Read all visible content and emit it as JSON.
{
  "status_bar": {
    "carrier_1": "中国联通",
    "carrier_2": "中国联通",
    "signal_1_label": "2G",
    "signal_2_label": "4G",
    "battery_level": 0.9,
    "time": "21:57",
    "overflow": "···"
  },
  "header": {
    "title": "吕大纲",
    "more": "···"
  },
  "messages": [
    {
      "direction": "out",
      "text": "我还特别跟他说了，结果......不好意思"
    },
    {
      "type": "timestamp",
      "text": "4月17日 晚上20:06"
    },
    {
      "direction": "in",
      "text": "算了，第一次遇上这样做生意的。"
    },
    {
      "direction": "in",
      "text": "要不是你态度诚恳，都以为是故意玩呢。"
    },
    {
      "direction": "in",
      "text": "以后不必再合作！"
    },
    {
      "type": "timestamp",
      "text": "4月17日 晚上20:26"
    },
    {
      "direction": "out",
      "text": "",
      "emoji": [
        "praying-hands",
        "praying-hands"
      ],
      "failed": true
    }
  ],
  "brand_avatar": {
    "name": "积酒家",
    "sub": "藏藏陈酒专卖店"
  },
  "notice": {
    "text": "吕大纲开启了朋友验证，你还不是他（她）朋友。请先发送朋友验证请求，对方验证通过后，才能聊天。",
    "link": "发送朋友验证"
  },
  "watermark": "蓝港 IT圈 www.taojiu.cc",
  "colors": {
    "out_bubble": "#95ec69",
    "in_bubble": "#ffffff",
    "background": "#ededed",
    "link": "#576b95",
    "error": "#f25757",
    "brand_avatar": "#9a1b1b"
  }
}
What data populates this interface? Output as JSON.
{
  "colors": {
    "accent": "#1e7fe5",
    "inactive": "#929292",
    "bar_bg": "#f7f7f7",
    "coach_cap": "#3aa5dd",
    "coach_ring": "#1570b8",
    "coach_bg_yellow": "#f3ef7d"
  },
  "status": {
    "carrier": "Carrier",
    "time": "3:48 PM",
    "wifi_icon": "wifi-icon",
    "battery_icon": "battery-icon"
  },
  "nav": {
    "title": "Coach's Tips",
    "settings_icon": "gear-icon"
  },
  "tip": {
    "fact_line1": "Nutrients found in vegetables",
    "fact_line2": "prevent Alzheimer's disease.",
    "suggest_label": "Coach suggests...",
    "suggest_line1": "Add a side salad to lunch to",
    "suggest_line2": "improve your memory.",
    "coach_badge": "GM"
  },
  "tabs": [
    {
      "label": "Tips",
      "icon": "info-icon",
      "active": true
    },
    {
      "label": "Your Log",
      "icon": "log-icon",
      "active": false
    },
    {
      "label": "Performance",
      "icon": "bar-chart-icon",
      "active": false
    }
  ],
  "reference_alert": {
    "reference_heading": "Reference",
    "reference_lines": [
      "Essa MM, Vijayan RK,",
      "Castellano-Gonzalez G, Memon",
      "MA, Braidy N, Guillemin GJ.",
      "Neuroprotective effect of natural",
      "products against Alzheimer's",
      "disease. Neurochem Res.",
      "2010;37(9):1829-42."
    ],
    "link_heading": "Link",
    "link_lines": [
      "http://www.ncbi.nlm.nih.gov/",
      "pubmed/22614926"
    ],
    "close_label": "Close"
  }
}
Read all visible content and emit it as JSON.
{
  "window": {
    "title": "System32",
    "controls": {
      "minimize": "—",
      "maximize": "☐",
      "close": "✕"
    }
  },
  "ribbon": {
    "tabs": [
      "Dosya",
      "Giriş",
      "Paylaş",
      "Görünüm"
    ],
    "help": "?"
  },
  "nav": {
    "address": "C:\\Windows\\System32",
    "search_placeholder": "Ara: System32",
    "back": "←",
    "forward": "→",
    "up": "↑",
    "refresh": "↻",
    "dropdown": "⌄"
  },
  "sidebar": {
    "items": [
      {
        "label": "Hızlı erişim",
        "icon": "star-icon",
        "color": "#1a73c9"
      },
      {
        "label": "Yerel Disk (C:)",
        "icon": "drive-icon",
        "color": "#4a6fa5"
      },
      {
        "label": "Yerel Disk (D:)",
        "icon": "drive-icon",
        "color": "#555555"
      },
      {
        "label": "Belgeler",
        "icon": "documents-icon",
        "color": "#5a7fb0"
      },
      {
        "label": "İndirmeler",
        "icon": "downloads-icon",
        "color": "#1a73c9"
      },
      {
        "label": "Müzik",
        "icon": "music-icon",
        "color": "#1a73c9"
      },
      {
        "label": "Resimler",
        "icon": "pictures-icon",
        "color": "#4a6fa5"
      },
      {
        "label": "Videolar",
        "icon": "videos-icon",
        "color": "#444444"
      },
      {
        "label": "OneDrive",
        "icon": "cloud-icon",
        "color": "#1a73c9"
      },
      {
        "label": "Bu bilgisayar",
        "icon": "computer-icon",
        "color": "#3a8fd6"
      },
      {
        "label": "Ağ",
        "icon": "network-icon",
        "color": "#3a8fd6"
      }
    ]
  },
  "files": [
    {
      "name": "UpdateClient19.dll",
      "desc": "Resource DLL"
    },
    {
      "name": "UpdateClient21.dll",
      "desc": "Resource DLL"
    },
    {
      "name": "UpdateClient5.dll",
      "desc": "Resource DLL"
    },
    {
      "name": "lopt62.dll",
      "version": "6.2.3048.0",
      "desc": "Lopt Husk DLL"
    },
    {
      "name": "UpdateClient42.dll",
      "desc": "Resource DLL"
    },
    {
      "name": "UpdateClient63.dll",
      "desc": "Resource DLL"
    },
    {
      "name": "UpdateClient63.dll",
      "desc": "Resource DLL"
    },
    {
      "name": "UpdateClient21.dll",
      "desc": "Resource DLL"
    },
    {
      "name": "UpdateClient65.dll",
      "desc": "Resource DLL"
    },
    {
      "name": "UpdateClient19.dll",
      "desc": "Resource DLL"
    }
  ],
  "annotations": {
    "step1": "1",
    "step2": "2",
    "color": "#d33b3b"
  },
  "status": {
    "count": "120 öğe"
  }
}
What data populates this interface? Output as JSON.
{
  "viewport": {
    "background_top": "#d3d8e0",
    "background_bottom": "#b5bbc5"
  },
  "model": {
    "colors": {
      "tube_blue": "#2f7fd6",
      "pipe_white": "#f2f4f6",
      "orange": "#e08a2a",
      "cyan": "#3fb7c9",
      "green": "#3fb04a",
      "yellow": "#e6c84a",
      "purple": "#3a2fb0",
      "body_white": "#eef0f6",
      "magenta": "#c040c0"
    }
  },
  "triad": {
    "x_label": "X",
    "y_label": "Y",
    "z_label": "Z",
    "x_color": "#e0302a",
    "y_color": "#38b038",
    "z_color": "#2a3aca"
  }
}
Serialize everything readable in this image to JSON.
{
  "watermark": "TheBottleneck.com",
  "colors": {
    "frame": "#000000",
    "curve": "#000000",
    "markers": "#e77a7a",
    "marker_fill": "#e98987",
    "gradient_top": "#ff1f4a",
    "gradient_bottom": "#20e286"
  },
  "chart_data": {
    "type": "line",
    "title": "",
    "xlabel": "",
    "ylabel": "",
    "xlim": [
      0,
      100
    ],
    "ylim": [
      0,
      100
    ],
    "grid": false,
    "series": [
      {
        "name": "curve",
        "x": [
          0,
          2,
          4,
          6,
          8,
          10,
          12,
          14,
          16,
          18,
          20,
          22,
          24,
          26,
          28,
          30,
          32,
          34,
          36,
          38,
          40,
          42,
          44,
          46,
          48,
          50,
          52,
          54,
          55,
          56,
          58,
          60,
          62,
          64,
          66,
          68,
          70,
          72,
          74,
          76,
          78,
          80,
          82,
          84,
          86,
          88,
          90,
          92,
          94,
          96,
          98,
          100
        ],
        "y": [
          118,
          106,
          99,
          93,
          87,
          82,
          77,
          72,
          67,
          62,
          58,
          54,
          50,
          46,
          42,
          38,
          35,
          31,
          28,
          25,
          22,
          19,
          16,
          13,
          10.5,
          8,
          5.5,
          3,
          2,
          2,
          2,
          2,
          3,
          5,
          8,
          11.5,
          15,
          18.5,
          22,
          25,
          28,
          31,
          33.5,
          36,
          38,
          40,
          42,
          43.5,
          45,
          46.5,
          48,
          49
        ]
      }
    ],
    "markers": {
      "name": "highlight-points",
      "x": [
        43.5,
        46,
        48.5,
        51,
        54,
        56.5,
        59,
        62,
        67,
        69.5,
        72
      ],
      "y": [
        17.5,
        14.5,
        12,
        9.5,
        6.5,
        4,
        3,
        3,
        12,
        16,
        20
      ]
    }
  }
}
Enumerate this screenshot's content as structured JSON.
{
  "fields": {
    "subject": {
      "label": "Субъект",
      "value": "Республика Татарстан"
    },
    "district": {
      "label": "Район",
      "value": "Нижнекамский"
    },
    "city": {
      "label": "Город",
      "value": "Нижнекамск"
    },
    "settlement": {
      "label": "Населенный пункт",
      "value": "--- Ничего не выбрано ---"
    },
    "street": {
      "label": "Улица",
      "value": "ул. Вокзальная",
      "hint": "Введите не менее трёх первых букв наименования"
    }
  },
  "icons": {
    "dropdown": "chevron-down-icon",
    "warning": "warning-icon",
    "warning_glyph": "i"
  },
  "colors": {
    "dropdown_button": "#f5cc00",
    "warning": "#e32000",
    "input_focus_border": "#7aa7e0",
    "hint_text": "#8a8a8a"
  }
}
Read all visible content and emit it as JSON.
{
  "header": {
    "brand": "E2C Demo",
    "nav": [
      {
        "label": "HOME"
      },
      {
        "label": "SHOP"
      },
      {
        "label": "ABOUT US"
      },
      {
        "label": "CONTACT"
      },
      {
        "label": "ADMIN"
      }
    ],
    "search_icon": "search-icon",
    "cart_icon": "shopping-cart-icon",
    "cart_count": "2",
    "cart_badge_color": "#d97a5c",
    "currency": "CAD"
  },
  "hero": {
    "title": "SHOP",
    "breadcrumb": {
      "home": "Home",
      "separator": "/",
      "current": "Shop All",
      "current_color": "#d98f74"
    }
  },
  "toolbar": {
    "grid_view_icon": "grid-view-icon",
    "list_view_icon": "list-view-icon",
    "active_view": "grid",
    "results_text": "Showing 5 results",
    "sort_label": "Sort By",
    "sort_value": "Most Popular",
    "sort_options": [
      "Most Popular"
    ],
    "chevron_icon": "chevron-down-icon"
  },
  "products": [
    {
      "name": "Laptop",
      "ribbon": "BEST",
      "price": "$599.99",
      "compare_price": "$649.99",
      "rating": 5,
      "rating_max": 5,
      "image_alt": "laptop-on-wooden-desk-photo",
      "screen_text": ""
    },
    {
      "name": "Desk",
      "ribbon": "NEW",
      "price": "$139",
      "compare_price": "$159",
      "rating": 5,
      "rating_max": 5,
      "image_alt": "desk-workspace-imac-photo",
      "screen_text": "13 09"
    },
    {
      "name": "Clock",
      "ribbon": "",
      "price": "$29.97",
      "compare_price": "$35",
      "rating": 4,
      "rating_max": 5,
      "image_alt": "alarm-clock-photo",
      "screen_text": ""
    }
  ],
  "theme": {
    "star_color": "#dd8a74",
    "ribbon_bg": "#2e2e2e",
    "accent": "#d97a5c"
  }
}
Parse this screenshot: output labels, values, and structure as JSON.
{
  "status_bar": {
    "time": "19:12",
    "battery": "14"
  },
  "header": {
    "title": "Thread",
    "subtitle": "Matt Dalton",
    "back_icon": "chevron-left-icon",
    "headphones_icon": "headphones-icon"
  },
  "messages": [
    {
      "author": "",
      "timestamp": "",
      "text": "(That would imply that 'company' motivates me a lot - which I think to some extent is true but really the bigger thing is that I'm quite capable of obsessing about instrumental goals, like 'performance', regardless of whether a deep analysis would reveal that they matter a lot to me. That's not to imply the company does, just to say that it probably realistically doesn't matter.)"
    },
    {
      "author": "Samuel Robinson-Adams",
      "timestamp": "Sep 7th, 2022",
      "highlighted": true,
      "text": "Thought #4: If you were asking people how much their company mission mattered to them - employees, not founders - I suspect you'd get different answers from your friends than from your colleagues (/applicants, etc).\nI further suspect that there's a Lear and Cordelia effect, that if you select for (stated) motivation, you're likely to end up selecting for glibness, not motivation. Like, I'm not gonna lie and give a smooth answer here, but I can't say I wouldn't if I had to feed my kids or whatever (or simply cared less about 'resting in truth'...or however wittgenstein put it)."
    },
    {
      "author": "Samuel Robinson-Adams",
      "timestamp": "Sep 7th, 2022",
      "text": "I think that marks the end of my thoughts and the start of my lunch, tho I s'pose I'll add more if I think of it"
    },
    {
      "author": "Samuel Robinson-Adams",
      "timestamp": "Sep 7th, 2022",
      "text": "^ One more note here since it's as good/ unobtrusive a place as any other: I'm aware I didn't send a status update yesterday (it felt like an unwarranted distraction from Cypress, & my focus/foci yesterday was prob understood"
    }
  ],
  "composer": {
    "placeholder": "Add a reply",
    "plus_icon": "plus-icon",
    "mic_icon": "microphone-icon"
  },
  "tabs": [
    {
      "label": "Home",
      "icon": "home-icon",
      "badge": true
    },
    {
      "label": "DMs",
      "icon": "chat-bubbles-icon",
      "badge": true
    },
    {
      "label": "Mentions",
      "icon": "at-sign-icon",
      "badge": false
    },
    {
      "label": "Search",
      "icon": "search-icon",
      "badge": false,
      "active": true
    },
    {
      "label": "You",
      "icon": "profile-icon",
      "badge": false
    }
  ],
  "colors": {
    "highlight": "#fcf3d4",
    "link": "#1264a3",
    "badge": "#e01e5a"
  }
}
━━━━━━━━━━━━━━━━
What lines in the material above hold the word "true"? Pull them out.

      "failed": true
      "active": true
      "text": "(That would imply that 'company' motivates me a lot - which I think to some extent is true but really the bigger thing is that I'm quite capable of obsessing about instrumental goals, like 'performance', regardless of whether a deep analysis would reveal that they matter a lot to me. That's not to imply the company does, just to say that it probably realistically doesn't matter.)"
      "highlighted": true,
      "badge": true
      "badge": true
      "active": true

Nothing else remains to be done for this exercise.